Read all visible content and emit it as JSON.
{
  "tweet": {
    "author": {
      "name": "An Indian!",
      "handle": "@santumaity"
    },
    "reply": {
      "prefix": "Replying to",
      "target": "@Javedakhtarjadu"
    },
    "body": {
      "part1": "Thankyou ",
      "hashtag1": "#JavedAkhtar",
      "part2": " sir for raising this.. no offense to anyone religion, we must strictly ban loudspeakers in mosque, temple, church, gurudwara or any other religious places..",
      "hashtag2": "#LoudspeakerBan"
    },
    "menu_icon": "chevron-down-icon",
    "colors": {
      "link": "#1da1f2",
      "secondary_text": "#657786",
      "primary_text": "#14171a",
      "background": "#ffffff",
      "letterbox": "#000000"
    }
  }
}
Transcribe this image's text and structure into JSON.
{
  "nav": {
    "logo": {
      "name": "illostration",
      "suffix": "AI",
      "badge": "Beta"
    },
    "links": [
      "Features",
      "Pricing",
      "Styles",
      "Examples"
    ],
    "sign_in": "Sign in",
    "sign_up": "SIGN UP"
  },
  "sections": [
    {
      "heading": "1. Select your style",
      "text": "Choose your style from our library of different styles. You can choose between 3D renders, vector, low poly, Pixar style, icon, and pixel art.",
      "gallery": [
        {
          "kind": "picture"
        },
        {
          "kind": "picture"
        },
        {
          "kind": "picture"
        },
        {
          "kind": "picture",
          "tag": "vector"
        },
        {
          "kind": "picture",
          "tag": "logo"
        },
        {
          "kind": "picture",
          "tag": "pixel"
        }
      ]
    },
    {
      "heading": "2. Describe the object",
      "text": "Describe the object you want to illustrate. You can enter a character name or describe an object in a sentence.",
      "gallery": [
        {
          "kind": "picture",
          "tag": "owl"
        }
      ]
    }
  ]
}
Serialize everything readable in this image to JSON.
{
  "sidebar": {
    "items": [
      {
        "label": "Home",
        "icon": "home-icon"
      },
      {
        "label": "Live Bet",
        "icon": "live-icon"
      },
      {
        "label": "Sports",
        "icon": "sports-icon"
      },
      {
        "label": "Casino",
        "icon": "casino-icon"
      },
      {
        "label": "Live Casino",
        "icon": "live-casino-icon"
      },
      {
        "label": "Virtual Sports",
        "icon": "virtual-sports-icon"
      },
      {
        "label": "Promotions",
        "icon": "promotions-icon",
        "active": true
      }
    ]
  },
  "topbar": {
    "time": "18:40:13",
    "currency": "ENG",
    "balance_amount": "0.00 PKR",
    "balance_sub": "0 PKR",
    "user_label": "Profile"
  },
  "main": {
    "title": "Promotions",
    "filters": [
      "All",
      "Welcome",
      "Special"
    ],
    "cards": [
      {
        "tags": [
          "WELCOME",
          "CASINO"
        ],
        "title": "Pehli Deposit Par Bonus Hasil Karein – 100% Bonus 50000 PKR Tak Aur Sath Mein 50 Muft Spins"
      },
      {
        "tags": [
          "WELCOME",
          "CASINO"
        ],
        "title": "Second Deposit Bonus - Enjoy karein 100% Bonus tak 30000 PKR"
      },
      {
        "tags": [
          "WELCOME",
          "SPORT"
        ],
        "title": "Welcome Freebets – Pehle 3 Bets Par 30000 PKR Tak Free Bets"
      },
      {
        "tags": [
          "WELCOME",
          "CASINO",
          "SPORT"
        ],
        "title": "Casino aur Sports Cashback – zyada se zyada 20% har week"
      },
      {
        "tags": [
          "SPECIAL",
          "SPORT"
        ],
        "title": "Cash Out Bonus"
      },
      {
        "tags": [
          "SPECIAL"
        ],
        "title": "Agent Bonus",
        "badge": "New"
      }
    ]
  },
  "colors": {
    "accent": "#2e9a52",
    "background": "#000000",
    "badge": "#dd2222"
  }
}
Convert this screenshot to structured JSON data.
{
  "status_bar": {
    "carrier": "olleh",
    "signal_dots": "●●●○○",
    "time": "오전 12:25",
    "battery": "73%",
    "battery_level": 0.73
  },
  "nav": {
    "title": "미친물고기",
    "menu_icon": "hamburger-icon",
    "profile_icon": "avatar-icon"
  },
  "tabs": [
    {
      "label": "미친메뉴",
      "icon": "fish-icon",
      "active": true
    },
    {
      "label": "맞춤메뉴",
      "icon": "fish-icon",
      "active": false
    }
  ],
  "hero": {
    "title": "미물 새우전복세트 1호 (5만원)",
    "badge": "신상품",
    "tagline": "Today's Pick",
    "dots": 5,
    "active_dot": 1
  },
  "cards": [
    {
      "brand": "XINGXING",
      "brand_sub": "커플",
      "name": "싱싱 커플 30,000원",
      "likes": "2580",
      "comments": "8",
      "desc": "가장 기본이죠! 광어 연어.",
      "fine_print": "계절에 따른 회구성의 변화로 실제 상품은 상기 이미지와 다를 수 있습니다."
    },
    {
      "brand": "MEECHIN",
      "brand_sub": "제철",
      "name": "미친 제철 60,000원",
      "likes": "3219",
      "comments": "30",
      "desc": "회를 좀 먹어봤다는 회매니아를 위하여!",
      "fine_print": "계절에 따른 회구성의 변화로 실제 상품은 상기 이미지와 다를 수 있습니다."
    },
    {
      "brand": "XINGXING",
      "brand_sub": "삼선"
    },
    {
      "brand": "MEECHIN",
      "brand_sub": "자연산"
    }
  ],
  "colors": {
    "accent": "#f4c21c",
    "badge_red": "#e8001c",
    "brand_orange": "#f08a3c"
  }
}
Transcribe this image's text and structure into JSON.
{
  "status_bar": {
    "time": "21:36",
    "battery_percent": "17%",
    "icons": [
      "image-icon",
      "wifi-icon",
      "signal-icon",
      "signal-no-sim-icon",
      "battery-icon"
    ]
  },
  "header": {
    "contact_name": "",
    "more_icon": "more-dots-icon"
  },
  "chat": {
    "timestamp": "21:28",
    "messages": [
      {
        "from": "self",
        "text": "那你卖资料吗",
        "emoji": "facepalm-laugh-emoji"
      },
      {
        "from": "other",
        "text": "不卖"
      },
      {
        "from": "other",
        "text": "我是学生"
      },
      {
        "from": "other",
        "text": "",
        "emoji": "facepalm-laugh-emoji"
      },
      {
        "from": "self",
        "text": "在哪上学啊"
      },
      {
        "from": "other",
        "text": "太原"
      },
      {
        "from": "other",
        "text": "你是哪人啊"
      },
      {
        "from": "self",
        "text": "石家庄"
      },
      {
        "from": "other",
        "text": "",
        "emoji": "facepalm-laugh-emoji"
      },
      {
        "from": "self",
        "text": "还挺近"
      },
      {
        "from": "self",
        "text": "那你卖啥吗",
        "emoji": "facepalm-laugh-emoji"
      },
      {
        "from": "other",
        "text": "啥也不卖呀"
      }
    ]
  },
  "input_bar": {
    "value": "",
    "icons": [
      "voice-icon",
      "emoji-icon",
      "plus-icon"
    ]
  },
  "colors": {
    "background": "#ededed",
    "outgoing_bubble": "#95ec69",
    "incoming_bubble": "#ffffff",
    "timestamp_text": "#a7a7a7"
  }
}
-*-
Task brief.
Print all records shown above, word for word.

Your solution.
Read all visible content and emit it as JSON.
{
  "tweet": {
    "author": {
      "name": "An Indian!",
      "handle": "@santumaity"
    },
    "reply": {
      "prefix": "Replying to",
      "target": "@Javedakhtarjadu"
    },
    "body": {
      "part1": "Thankyou ",
      "hashtag1": "#JavedAkhtar",
      "part2": " sir for raising this.. no offense to anyone religion, we must strictly ban loudspeakers in mosque, temple, church, gurudwara or any other religious places..",
      "hashtag2": "#LoudspeakerBan"
    },
    "menu_icon": "chevron-down-icon",
    "colors": {
      "link": "#1da1f2",
      "secondary_text": "#657786",
      "primary_text": "#14171a",
      "background": "#ffffff",
      "letterbox": "#000000"
    }
  }
}
Transcribe this image's text and structure into JSON.
{
  "nav": {
    "logo": {
      "name": "illostration",
      "suffix": "AI",
      "badge": "Beta"
    },
    "links": [
      "Features",
      "Pricing",
      "Styles",
      "Examples"
    ],
    "sign_in": "Sign in",
    "sign_up": "SIGN UP"
  },
  "sections": [
    {
      "heading": "1. Select your style",
      "text": "Choose your style from our library of different styles. You can choose between 3D renders, vector, low poly, Pixar style, icon, and pixel art.",
      "gallery": [
        {
          "kind": "picture"
        },
        {
          "kind": "picture"
        },
        {
          "kind": "picture"
        },
        {
          "kind": "picture",
          "tag": "vector"
        },
        {
          "kind": "picture",
          "tag": "logo"
        },
        {
          "kind": "picture",
          "tag": "pixel"
        }
      ]
    },
    {
      "heading": "2. Describe the object",
      "text": "Describe the object you want to illustrate. You can enter a character name or describe an object in a sentence.",
      "gallery": [
        {
          "kind": "picture",
          "tag": "owl"
        }
      ]
    }
  ]
}
Serialize everything readable in this image to JSON.
{
  "sidebar": {
    "items": [
      {
        "label": "Home",
        "icon": "home-icon"
      },
      {
        "label": "Live Bet",
        "icon": "live-icon"
      },
      {
        "label": "Sports",
        "icon": "sports-icon"
      },
      {
        "label": "Casino",
        "icon": "casino-icon"
      },
      {
        "label": "Live Casino",
        "icon": "live-casino-icon"
      },
      {
        "label": "Virtual Sports",
        "icon": "virtual-sports-icon"
      },
      {
        "label": "Promotions",
        "icon": "promotions-icon",
        "active": true
      }
    ]
  },
  "topbar": {
    "time": "18:40:13",
    "currency": "ENG",
    "balance_amount": "0.00 PKR",
    "balance_sub": "0 PKR",
    "user_label": "Profile"
  },
  "main": {
    "title": "Promotions",
    "filters": [
      "All",
      "Welcome",
      "Special"
    ],
    "cards": [
      {
        "tags": [
          "WELCOME",
          "CASINO"
        ],
        "title": "Pehli Deposit Par Bonus Hasil Karein – 100% Bonus 50000 PKR Tak Aur Sath Mein 50 Muft Spins"
      },
      {
        "tags": [
          "WELCOME",
          "CASINO"
        ],
        "title": "Second Deposit Bonus - Enjoy karein 100% Bonus tak 30000 PKR"
      },
      {
        "tags": [
          "WELCOME",
          "SPORT"
        ],
        "title": "Welcome Freebets – Pehle 3 Bets Par 30000 PKR Tak Free Bets"
      },
      {
        "tags": [
          "WELCOME",
          "CASINO",
          "SPORT"
        ],
        "title": "Casino aur Sports Cashback – zyada se zyada 20% har week"
      },
      {
        "tags": [
          "SPECIAL",
          "SPORT"
        ],
        "title": "Cash Out Bonus"
      },
      {
        "tags": [
          "SPECIAL"
        ],
        "title": "Agent Bonus",
        "badge": "New"
      }
    ]
  },
  "colors": {
    "accent": "#2e9a52",
    "background": "#000000",
    "badge": "#dd2222"
  }
}
Convert this screenshot to structured JSON data.
{
  "status_bar": {
    "carrier": "olleh",
    "signal_dots": "●●●○○",
    "time": "오전 12:25",
    "battery": "73%",
    "battery_level": 0.73
  },
  "nav": {
    "title": "미친물고기",
    "menu_icon": "hamburger-icon",
    "profile_icon": "avatar-icon"
  },
  "tabs": [
    {
      "label": "미친메뉴",
      "icon": "fish-icon",
      "active": true
    },
    {
      "label": "맞춤메뉴",
      "icon": "fish-icon",
      "active": false
    }
  ],
  "hero": {
    "title": "미물 새우전복세트 1호 (5만원)",
    "badge": "신상품",
    "tagline": "Today's Pick",
    "dots": 5,
    "active_dot": 1
  },
  "cards": [
    {
      "brand": "XINGXING",
      "brand_sub": "커플",
      "name": "싱싱 커플 30,000원",
      "likes": "2580",
      "comments": "8",
      "desc": "가장 기본이죠! 광어 연어.",
      "fine_print": "계절에 따른 회구성의 변화로 실제 상품은 상기 이미지와 다를 수 있습니다."
    },
    {
      "brand": "MEECHIN",
      "brand_sub": "제철",
      "name": "미친 제철 60,000원",
      "likes": "3219",
      "comments": "30",
      "desc": "회를 좀 먹어봤다는 회매니아를 위하여!",
      "fine_print": "계절에 따른 회구성의 변화로 실제 상품은 상기 이미지와 다를 수 있습니다."
    },
    {
      "brand": "XINGXING",
      "brand_sub": "삼선"
    },
    {
      "brand": "MEECHIN",
      "brand_sub": "자연산"
    }
  ],
  "colors": {
    "accent": "#f4c21c",
    "badge_red": "#e8001c",
    "brand_orange": "#f08a3c"
  }
}
Transcribe this image's text and structure into JSON.
{
  "status_bar": {
    "time": "21:36",
    "battery_percent": "17%",
    "icons": [
      "image-icon",
      "wifi-icon",
      "signal-icon",
      "signal-no-sim-icon",
      "battery-icon"
    ]
  },
  "header": {
    "contact_name": "",
    "more_icon": "more-dots-icon"
  },
  "chat": {
    "timestamp": "21:28",
    "messages": [
      {
        "from": "self",
        "text": "那你卖资料吗",
        "emoji": "facepalm-laugh-emoji"
      },
      {
        "from": "other",
        "text": "不卖"
      },
      {
        "from": "other",
        "text": "我是学生"
      },
      {
        "from": "other",
        "text": "",
        "emoji": "facepalm-laugh-emoji"
      },
      {
        "from": "self",
        "text": "在哪上学啊"
      },
      {
        "from": "other",
        "text": "太原"
      },
      {
        "from": "other",
        "text": "你是哪人啊"
      },
      {
        "from": "self",
        "text": "石家庄"
      },
      {
        "from": "other",
        "text": "",
        "emoji": "facepalm-laugh-emoji"
      },
      {
        "from": "self",
        "text": "还挺近"
      },
      {
        "from": "self",
        "text": "那你卖啥吗",
        "emoji": "facepalm-laugh-emoji"
      },
      {
        "from": "other",
        "text": "啥也不卖呀"
      }
    ]
  },
  "input_bar": {
    "value": "",
    "icons": [
      "voice-icon",
      "emoji-icon",
      "plus-icon"
    ]
  },
  "colors": {
    "background": "#ededed",
    "outgoing_bubble": "#95ec69",
    "incoming_bubble": "#ffffff",
    "timestamp_text": "#a7a7a7"
  }
}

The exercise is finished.